### BRIEF:
Each line below needs to be repeated precisely as it is.

[Dataset rows for apps and sites]
☆ ☆ ☆ ☆ ☆ ☆ ☆
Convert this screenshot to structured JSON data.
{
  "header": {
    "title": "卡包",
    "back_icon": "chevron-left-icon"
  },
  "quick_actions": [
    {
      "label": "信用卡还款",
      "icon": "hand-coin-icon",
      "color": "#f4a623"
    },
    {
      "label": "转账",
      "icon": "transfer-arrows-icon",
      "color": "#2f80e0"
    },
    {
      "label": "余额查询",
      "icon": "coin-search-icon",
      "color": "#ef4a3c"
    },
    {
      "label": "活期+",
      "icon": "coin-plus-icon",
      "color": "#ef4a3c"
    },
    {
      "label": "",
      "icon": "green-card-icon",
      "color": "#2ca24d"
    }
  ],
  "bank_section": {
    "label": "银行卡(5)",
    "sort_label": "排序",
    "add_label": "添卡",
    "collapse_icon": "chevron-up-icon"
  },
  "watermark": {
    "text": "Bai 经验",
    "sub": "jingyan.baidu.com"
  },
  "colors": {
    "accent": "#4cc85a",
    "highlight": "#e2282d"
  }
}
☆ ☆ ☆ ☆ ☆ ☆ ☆
### RESPONSE AREA:
Convert this screenshot to structured JSON data.
{
  "header": {
    "title": "卡包",
    "back_icon": "chevron-left-icon"
  },
  "quick_actions": [
    {
      "label": "信用卡还款",
      "icon": "hand-coin-icon",
      "color": "#f4a623"
    },
    {
      "label": "转账",
      "icon": "transfer-arrows-icon",
      "color": "#2f80e0"
    },
    {
      "label": "余额查询",
      "icon": "coin-search-icon",
      "color": "#ef4a3c"
    },
    {
      "label": "活期+",
      "icon": "coin-plus-icon",
      "color": "#ef4a3c"
    },
    {
      "label": "",
      "icon": "green-card-icon",
      "color": "#2ca24d"
    }
  ],
  "bank_section": {
    "label": "银行卡(5)",
    "sort_label": "排序",
    "add_label": "添卡",
    "collapse_icon": "chevron-up-icon"
  },
  "watermark": {
    "text": "Bai 经验",
    "sub": "jingyan.baidu.com"
  },
  "colors": {
    "accent": "#4cc85a",
    "highlight": "#e2282d"
  }
}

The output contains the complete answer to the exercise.